The dual offensives have forced the al-Qaida-linked al-Shabab to defend itself on two fronts and helped put the weak U.N.-backed Somali government in its strongest position in years. The government, backed by 9,000 African Union soldiers, now holds almost all the capital.
A U.S. official said there was concern and dismay over Ahmed's comments. The official spoke on condition of anonymity because he is not authorized to speak to the press.
Officially, both African Union and Kenyan officials are tightlipped in their response to Ahmed.
"We are not responding to him in the media," said Kenyan government spokesman Alfred Mutua. He said the speech would not change Kenya's military plans in southern Somalia, which aim to capture the port city of Kismayo, the main source of revenues for the insurgency.
Kenyan troops drove across the barren scrubland of the Kenya-Somalia border earlier this month after a string of kidnappings by Somali gunmen on Kenyan territory. Kenya's government has been calling for more than two years for a buffer state to be established along the border to help improve security.
On Tuesday, gunmen kidnapped a 32-year-old American woman, a 60-year-old Danish man and their Somali colleague working for the Danish Demining Group in the northern Somali town of Galkayo.
A spokesman for the African Union force, Lt. Col. Paddy Ankunda, declined to comment on the reports that Ahmed had asked the AU troops to stop their advance.
American and European officials in Nairobi said they were dismayed by the president's remarks, although they declined to be named because the matter was diplomatically sensitive. The U.S. and the EU are the two biggest financial contributors to the AU mission. Neither is directly financially supporting the Kenyan operation although Kenya receives military aid from both powers.
Not all Somalis welcomed his comments, either.
"If he does not want Kenya's help does he want al-Shabab to stay on?" asked Hakima Abdi, a teacher from Kismayo who fled when militants banned her from teaching at her school. "That kind of comment is moving us toward further fighting and lack of genuine government. My view is that we need all help from the world to eliminate the ruthless al-Shabab."
Ahmed's words seemed to contradict an agreement between the Kenyan and the Somali government last week to coordinate their security operations, a British official said.
They also appeared to catch his Cabinet by surprise. A senior Somali official said Somalia's American-educated prime minister was not consulted before Ahmed spoke, but the official speculated that the president might be trying to take a popular public stand amid concerns that Kenyan bombing raids are causing civilian casualties and damaging Kismayo's port.
Ahmed is a quietly spoken former teacher who rose to become an insurgent leader by fighting Ethiopian troops who invaded Somalia in 2006. He joined the government two years ago as part of a peace deal and many officials speculate he is under pressure to demonstrate to his political base _ conservative politicians backed by Middle Eastern nations _ that he can control the Kenya advance.
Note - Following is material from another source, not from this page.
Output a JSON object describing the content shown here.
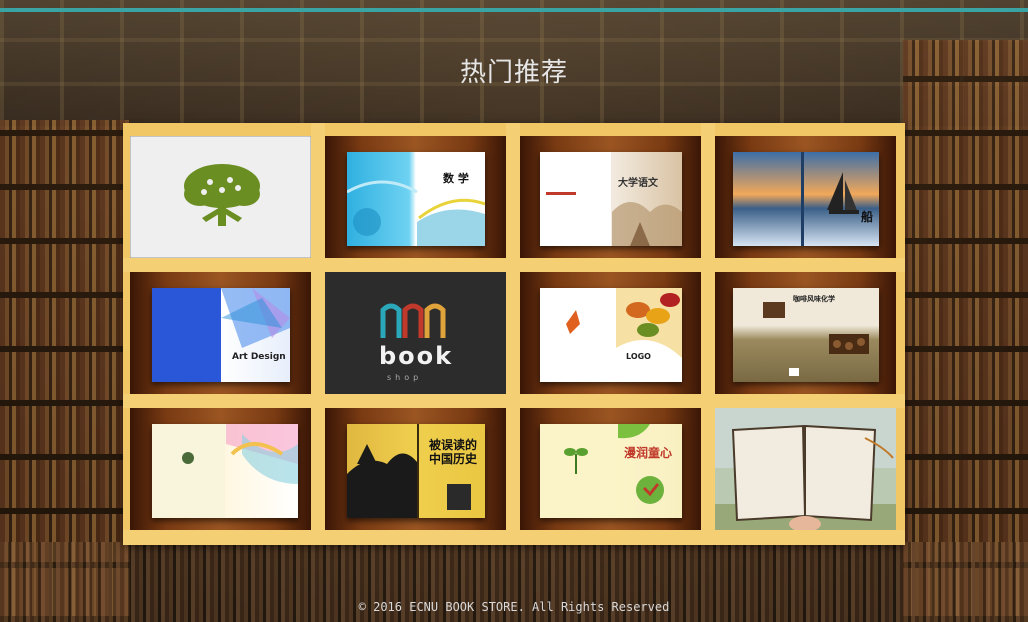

Burundian soldiers have been fighting hard to take Deynile, and lost between 30 and 50 soldiers in a single day last week, a Somali official said. The AU has only publicly acknowledged 10 deaths, but the fighting is continuing.
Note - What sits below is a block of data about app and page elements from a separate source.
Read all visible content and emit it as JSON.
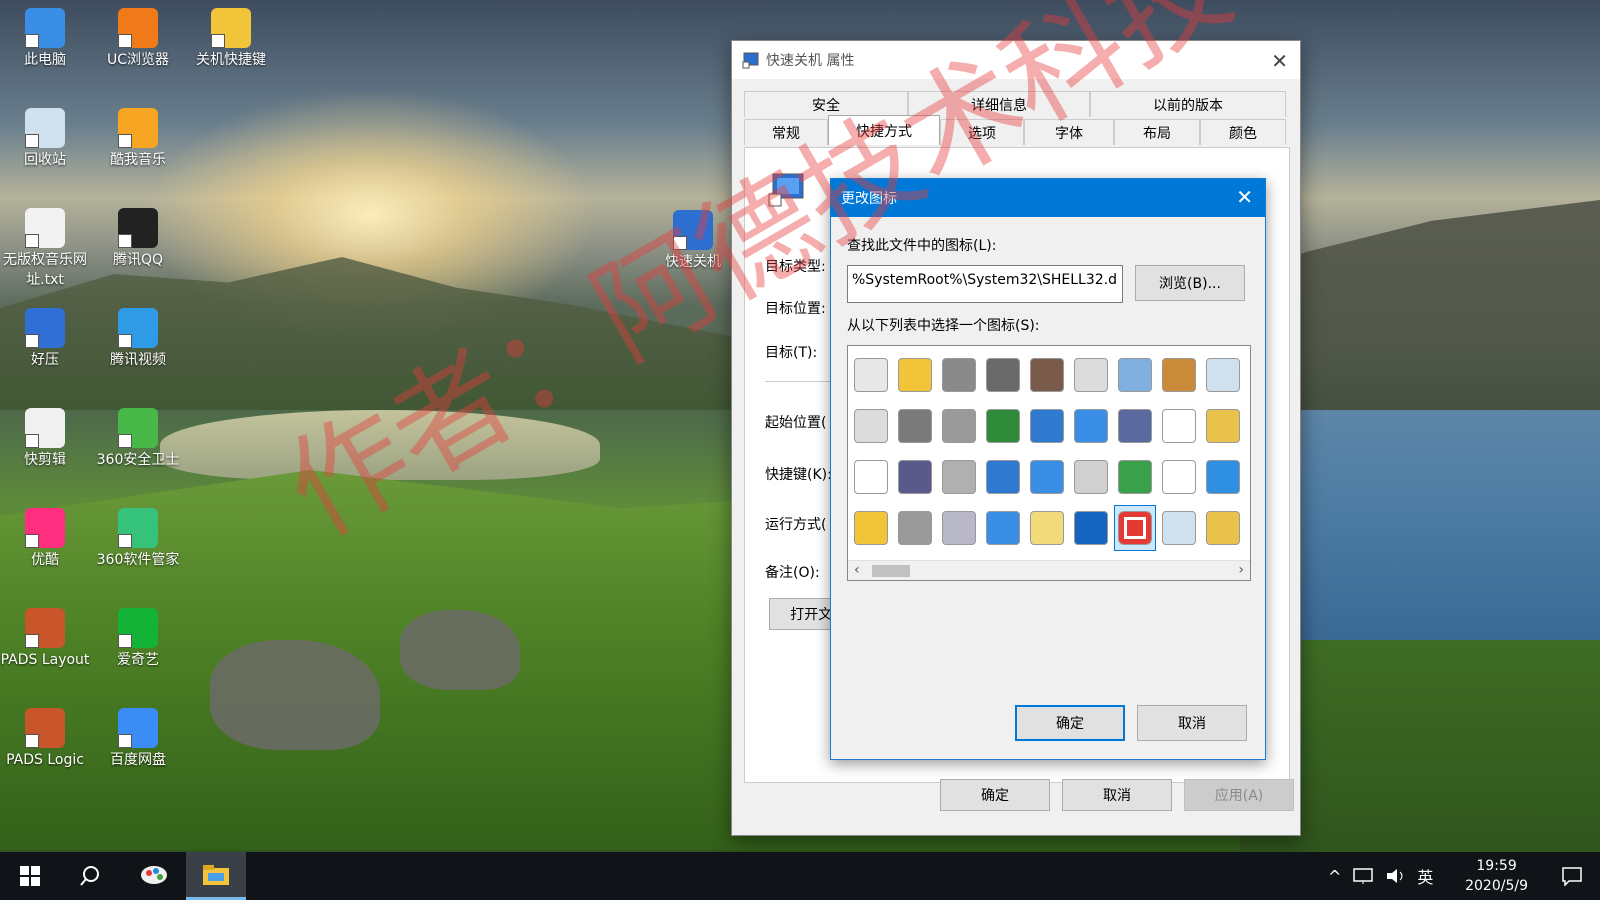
{
  "desktop": {
    "icons": [
      {
        "label": "此电脑",
        "color": "#3a8ee6"
      },
      {
        "label": "UC浏览器",
        "color": "#f07a1a"
      },
      {
        "label": "关机快捷键",
        "color": "#f2c43a"
      },
      {
        "label": "回收站",
        "color": "#cfe0ee"
      },
      {
        "label": "酷我音乐",
        "color": "#f6a623"
      },
      {
        "label": "无版权音乐网址.txt",
        "color": "#f2f2f2"
      },
      {
        "label": "腾讯QQ",
        "color": "#222222"
      },
      {
        "label": "好压",
        "color": "#2f6fd6"
      },
      {
        "label": "腾讯视频",
        "color": "#2f9be6"
      },
      {
        "label": "快剪辑",
        "color": "#f0f0f0"
      },
      {
        "label": "360安全卫士",
        "color": "#48b848"
      },
      {
        "label": "优酷",
        "color": "#ff2e7e"
      },
      {
        "label": "360软件管家",
        "color": "#35c27a"
      },
      {
        "label": "PADS Layout",
        "color": "#c8562a"
      },
      {
        "label": "爱奇艺",
        "color": "#12b336"
      },
      {
        "label": "PADS Logic",
        "color": "#c8562a"
      },
      {
        "label": "百度网盘",
        "color": "#3b8cf5"
      },
      {
        "label": "快速关机",
        "color": "#2d6fd0"
      }
    ]
  },
  "watermark": "作者：阿德技术科技",
  "properties_dialog": {
    "title": "快速关机 属性",
    "tabs_row1": [
      "安全",
      "详细信息",
      "以前的版本"
    ],
    "tabs_row2": [
      "常规",
      "快捷方式",
      "选项",
      "字体",
      "布局",
      "颜色"
    ],
    "fields": {
      "target_type": "目标类型:",
      "target_location": "目标位置:",
      "target": "目标(T):",
      "start_in": "起始位置(",
      "shortcut_key": "快捷键(K):",
      "run": "运行方式(",
      "comment": "备注(O):"
    },
    "open_file_button": "打开文(",
    "buttons": {
      "ok": "确定",
      "cancel": "取消",
      "apply": "应用(A)"
    }
  },
  "change_icon_dialog": {
    "title": "更改图标",
    "file_label": "查找此文件中的图标(L):",
    "file_value": "%SystemRoot%\\System32\\SHELL32.d",
    "browse_button": "浏览(B)...",
    "list_label": "从以下列表中选择一个图标(S):",
    "icon_colors": [
      "#e8e8e8",
      "#f2c43a",
      "#8a8a8a",
      "#6a6a6a",
      "#7a5a4a",
      "#dcdcdc",
      "#7fb0e0",
      "#c98a3a",
      "#cfe0ee",
      "#dcdcdc",
      "#7a7a7a",
      "#9a9a9a",
      "#2f8a3a",
      "#2f7ad0",
      "#3a8ee6",
      "#5a6aa0",
      "#ffffff",
      "#e8c24a",
      "#ffffff",
      "#5a5a8a",
      "#b0b0b0",
      "#2f7ad0",
      "#3a8ee6",
      "#d0d0d0",
      "#3aa04a",
      "#ffffff",
      "#2f8fe0",
      "#f2c43a",
      "#9a9a9a",
      "#b8b8c8",
      "#3a8ee6",
      "#f2d97a",
      "#1565c0",
      "#e53935",
      "#cfe0ee",
      "#e8c24a"
    ],
    "selected_index": 33,
    "buttons": {
      "ok": "确定",
      "cancel": "取消"
    }
  },
  "taskbar": {
    "clock_time": "19:59",
    "clock_date": "2020/5/9",
    "ime": "英"
  }
}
At least 95 Burundian troops have been wounded, a security official told The Associated Press from Mogadishu.
On Monday, al-Shabab published a statement claiming to have killed 150 Burundians and calling on them to leave the country. The group routinely exaggerates the number of soldiers it has killed.
After taking Deynile, AU soldiers would most likely press on toward the heavily populated Afgoye corridor, home to one of the world's largest camps of displaced people and an al-Shabab command headquarters. As long as al-Shabab controls that territory, it can still launch suicide attacks on the capital.
The reason for the president's request to halt the AU advance was unclear. He is believed to be in talks with some al-Shabab leaders, one Nairobi-based official said. The government has long invited insurgent leaders to hold peace talks, but more are said to be coming forward now as the military pressure increases.